> Assignment:
Those lines of the records that contain "values" are to be located and copied.

> Data records:
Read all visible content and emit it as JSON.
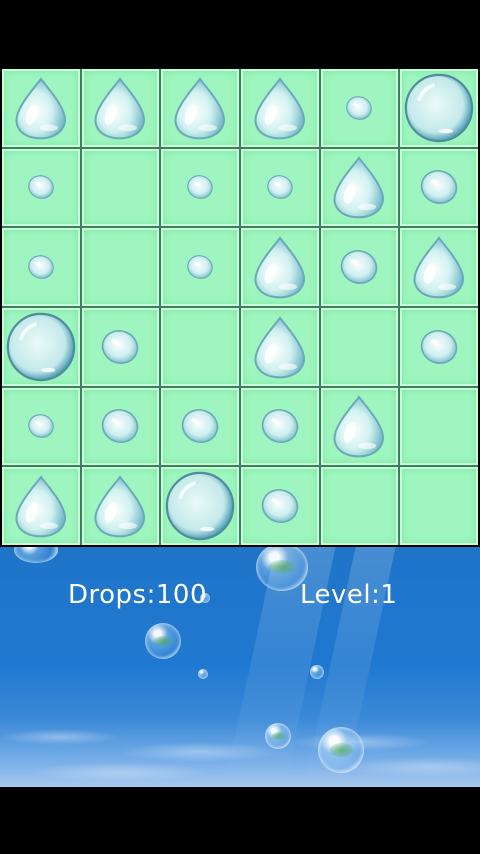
{
  "hud": {
    "drops_label": "Drops:100",
    "level_label": "Level:1"
  },
  "board": {
    "rows": [
      [
        "large-drop",
        "large-drop",
        "large-drop",
        "large-drop",
        "small-drop",
        "bubble"
      ],
      [
        "small-drop",
        "empty",
        "small-drop",
        "small-drop",
        "large-drop",
        "medium-drop"
      ],
      [
        "small-drop",
        "empty",
        "small-drop",
        "large-drop",
        "medium-drop",
        "large-drop"
      ],
      [
        "bubble",
        "medium-drop",
        "empty",
        "large-drop",
        "empty",
        "medium-drop"
      ],
      [
        "small-drop",
        "medium-drop",
        "medium-drop",
        "medium-drop",
        "large-drop",
        "empty"
      ],
      [
        "large-drop",
        "large-drop",
        "bubble",
        "medium-drop",
        "empty",
        "empty"
      ]
    ]
  },
  "colors": {
    "tile": "#9ff5bf",
    "sea": "#1f74c8",
    "text": "#ffffff"
  }
}
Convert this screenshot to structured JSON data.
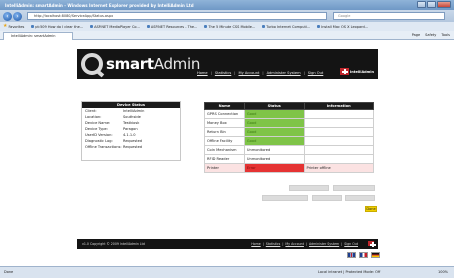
{
  "window": {
    "title": "IntelliAdmin: smartAdmin - Windows Internet Explorer provided by IntelliAdmin Ltd"
  },
  "browser": {
    "address": "http://localhost:8080/ServiceApp/Status.aspx",
    "search_placeholder": "Google",
    "favorites_label": "Favorites",
    "favorites": [
      "pt:509 How do I clear the...",
      "ASP.NET MediaPlayer Co...",
      "ASP.NET Resources - The...",
      "The 5 Minute CSS Mobile...",
      "Turbo Internet Computi...",
      "Install Mac OS X Leopard..."
    ],
    "tab_title": "IntelliAdmin: smartAdmin",
    "commands": [
      "Page",
      "Safety",
      "Tools"
    ]
  },
  "app": {
    "logo_prefix": "smart",
    "logo_suffix": "Admin",
    "nav": [
      "Home",
      "Statistics",
      "My Account",
      "Administer System",
      "Sign Out"
    ],
    "brand": "IntelliAdmin",
    "device_status": {
      "heading": "Device Status",
      "rows": [
        {
          "key": "Client:",
          "value": "IntelliAdmin"
        },
        {
          "key": "Location:",
          "value": "Southside"
        },
        {
          "key": "Device Name:",
          "value": "Testkiosk"
        },
        {
          "key": "Device Type:",
          "value": "Paragon"
        },
        {
          "key": "UserID Version:",
          "value": "4.1.1.0"
        },
        {
          "key": "Diagnostic Log:",
          "value": "Requested"
        },
        {
          "key": "Offline Transactions:",
          "value": "Requested"
        }
      ]
    },
    "status_table": {
      "headers": [
        "Name",
        "Status",
        "Information"
      ],
      "rows": [
        {
          "name": "GPRS Connection",
          "status": "Good",
          "info": "",
          "state": "good"
        },
        {
          "name": "Money Box",
          "status": "Good",
          "info": "",
          "state": "good"
        },
        {
          "name": "Return Bin",
          "status": "Good",
          "info": "",
          "state": "good"
        },
        {
          "name": "Offline Facility",
          "status": "Good",
          "info": "",
          "state": "good"
        },
        {
          "name": "Coin Mechanism",
          "status": "Unmonitored",
          "info": "",
          "state": "neutral"
        },
        {
          "name": "RFID Reader",
          "status": "Unmonitored",
          "info": "",
          "state": "neutral"
        },
        {
          "name": "Printer",
          "status": "Error",
          "info": "Printer offline",
          "state": "bad"
        }
      ]
    },
    "go_button": "Done",
    "footer": {
      "copyright": "v1.0 Copyright © 2009 IntelliAdmin Ltd",
      "nav": [
        "Home",
        "Statistics",
        "My Account",
        "Administer System",
        "Sign Out"
      ],
      "brand": "IntelliAdmin"
    },
    "languages": [
      "uk-flag",
      "fr-flag",
      "de-flag"
    ]
  },
  "statusbar": {
    "left": "Done",
    "zone": "Local intranet | Protected Mode: Off",
    "zoom": "100%"
  },
  "colors": {
    "good": "#7fc448",
    "error": "#e53333",
    "header": "#141414",
    "go": "#f2d000"
  }
}
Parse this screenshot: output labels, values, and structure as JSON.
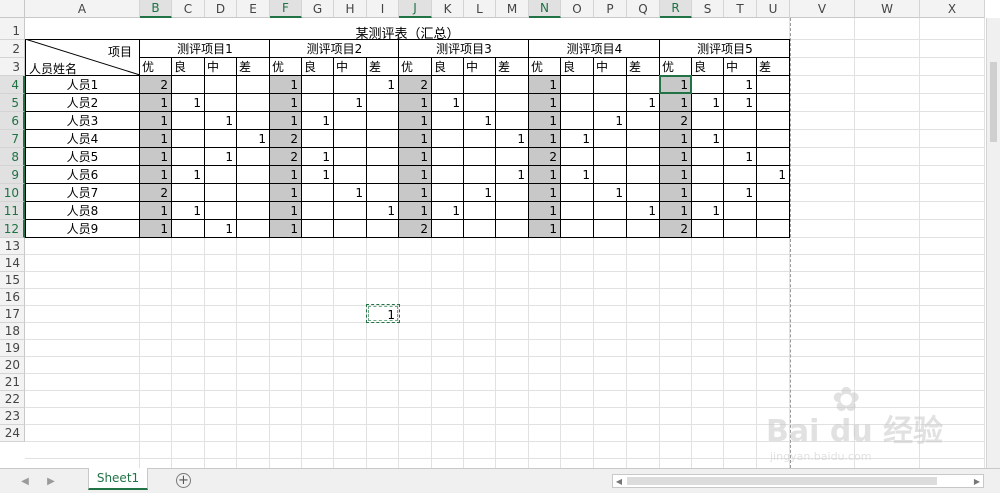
{
  "columns": [
    "A",
    "B",
    "C",
    "D",
    "E",
    "F",
    "G",
    "H",
    "I",
    "J",
    "K",
    "L",
    "M",
    "N",
    "O",
    "P",
    "Q",
    "R",
    "S",
    "T",
    "U",
    "V",
    "W",
    "X"
  ],
  "selected_columns": [
    "B",
    "F",
    "J",
    "N",
    "R"
  ],
  "rows": [
    "1",
    "2",
    "3",
    "4",
    "5",
    "6",
    "7",
    "8",
    "9",
    "10",
    "11",
    "12",
    "13",
    "14",
    "15",
    "16",
    "17",
    "18",
    "19",
    "20",
    "21",
    "22",
    "23",
    "24"
  ],
  "selected_rows": [
    "4",
    "5",
    "6",
    "7",
    "8",
    "9",
    "10",
    "11",
    "12"
  ],
  "sheet": {
    "title": "某测评表（汇总）",
    "corner_top": "项目",
    "corner_bottom": "人员姓名",
    "groups": [
      "测评项目1",
      "测评项目2",
      "测评项目3",
      "测评项目4",
      "测评项目5"
    ],
    "grades": [
      "优",
      "良",
      "中",
      "差"
    ],
    "people": [
      "人员1",
      "人员2",
      "人员3",
      "人员4",
      "人员5",
      "人员6",
      "人员7",
      "人员8",
      "人员9"
    ],
    "values": [
      [
        "2",
        "",
        "",
        "",
        "1",
        "",
        "",
        "1",
        "2",
        "",
        "",
        "",
        "1",
        "",
        "",
        "",
        "1",
        "",
        "1",
        ""
      ],
      [
        "1",
        "1",
        "",
        "",
        "1",
        "",
        "1",
        "",
        "1",
        "1",
        "",
        "",
        "1",
        "",
        "",
        "1",
        "1",
        "1",
        "1",
        ""
      ],
      [
        "1",
        "",
        "1",
        "",
        "1",
        "1",
        "",
        "",
        "1",
        "",
        "1",
        "",
        "1",
        "",
        "1",
        "",
        "2",
        "",
        "",
        ""
      ],
      [
        "1",
        "",
        "",
        "1",
        "2",
        "",
        "",
        "",
        "1",
        "",
        "",
        "1",
        "1",
        "1",
        "",
        "",
        "1",
        "1",
        "",
        ""
      ],
      [
        "1",
        "",
        "1",
        "",
        "2",
        "1",
        "",
        "",
        "1",
        "",
        "",
        "",
        "2",
        "",
        "",
        "",
        "1",
        "",
        "1",
        ""
      ],
      [
        "1",
        "1",
        "",
        "",
        "1",
        "1",
        "",
        "",
        "1",
        "",
        "",
        "1",
        "1",
        "1",
        "",
        "",
        "1",
        "",
        "",
        "1"
      ],
      [
        "2",
        "",
        "",
        "",
        "1",
        "",
        "1",
        "",
        "1",
        "",
        "1",
        "",
        "1",
        "",
        "1",
        "",
        "1",
        "",
        "1",
        ""
      ],
      [
        "1",
        "1",
        "",
        "",
        "1",
        "",
        "",
        "1",
        "1",
        "1",
        "",
        "",
        "1",
        "",
        "",
        "1",
        "1",
        "1",
        "",
        ""
      ],
      [
        "1",
        "",
        "1",
        "",
        "1",
        "",
        "",
        "",
        "2",
        "",
        "",
        "",
        "1",
        "",
        "",
        "",
        "2",
        "",
        "",
        ""
      ]
    ],
    "floating_cell_value": "1"
  },
  "tabs": {
    "active": "Sheet1",
    "add_label": "+"
  },
  "nav": {
    "prev": "◀",
    "next": "▶"
  },
  "colors": {
    "selected_fill": "#c8c8c8",
    "accent": "#217346"
  }
}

> Your solution:
Parse this screenshot: output labels, values, and structure as JSON.
    "values": [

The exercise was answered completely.